Getting Rich off the Government Liquor Monopoly

Joe Conti, who once cosponsored legislation to privatize the state liquor store system, keeps finding a way to profit off of the state’s monopoly on wine and spirit sales.

After retiring from the state Senate following the pay raise debacle, then-Governor Ed Rendell appointed him to a six-figure job as Executive Director of the Pennsylvania Liquor Control Board.  Who did he replace?  No one. The position was created just for him.

This year, Conti resigned under the cloud of an ethics investigation into allegations that he took gifts from PLCB contractors.  Where did he go next?  He took a job as an “emergency consultant” for, bizarrely, the PLCB.  The only emergency was that Joe Conti needed a job.  As it turns out, he earned $67,000 in six months as a consultant—while collecting a state pension—but such double-dipping is limited.

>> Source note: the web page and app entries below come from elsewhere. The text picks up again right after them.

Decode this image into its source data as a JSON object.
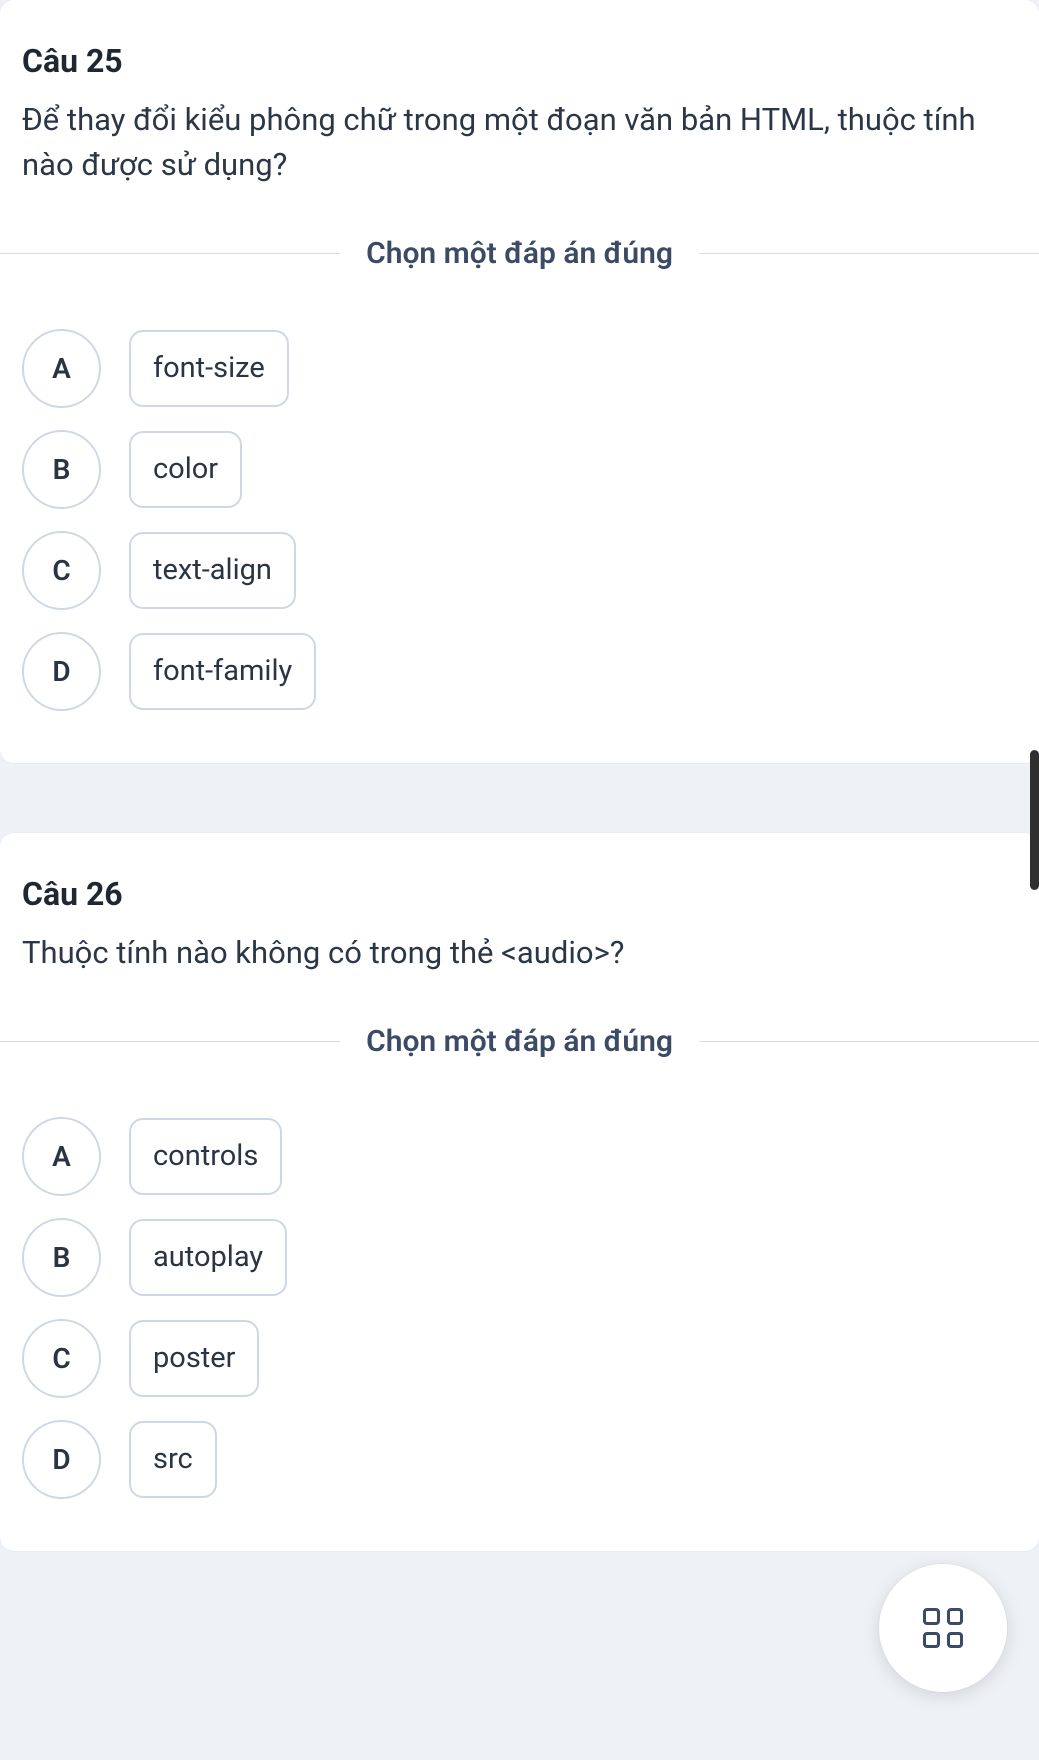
{
  "questions": [
    {
      "title": "Câu 25",
      "text": "Để thay đổi kiểu phông chữ trong một đoạn văn bản HTML, thuộc tính nào được sử dụng?",
      "instruction": "Chọn một đáp án đúng",
      "options": [
        {
          "letter": "A",
          "label": "font-size"
        },
        {
          "letter": "B",
          "label": "color"
        },
        {
          "letter": "C",
          "label": "text-align"
        },
        {
          "letter": "D",
          "label": "font-family"
        }
      ]
    },
    {
      "title": "Câu 26",
      "text": "Thuộc tính nào không có trong thẻ <audio>?",
      "instruction": "Chọn một đáp án đúng",
      "options": [
        {
          "letter": "A",
          "label": "controls"
        },
        {
          "letter": "B",
          "label": "autoplay"
        },
        {
          "letter": "C",
          "label": "poster"
        },
        {
          "letter": "D",
          "label": "src"
        }
      ]
    }
  ]
}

Now Conti has a new gig—lobbying for the union representing state liquor store workers, otherwise known as the UFCW.  The UFCW recently put a million dollars into anti-privatization ads, paid for with taxpayer-collected union dues, so it’s no shocker they would hire another high-priced lobbyist.  Of course, Conti won’t be doing anything different from his previous job on the state payroll—see his “Alternatives to Privatization” memo as an example on how he violated the PLCB’s supposed neutrality on legislation.

Ladies and gentlemen of Pennsylvania, this is our government liquor monopoly.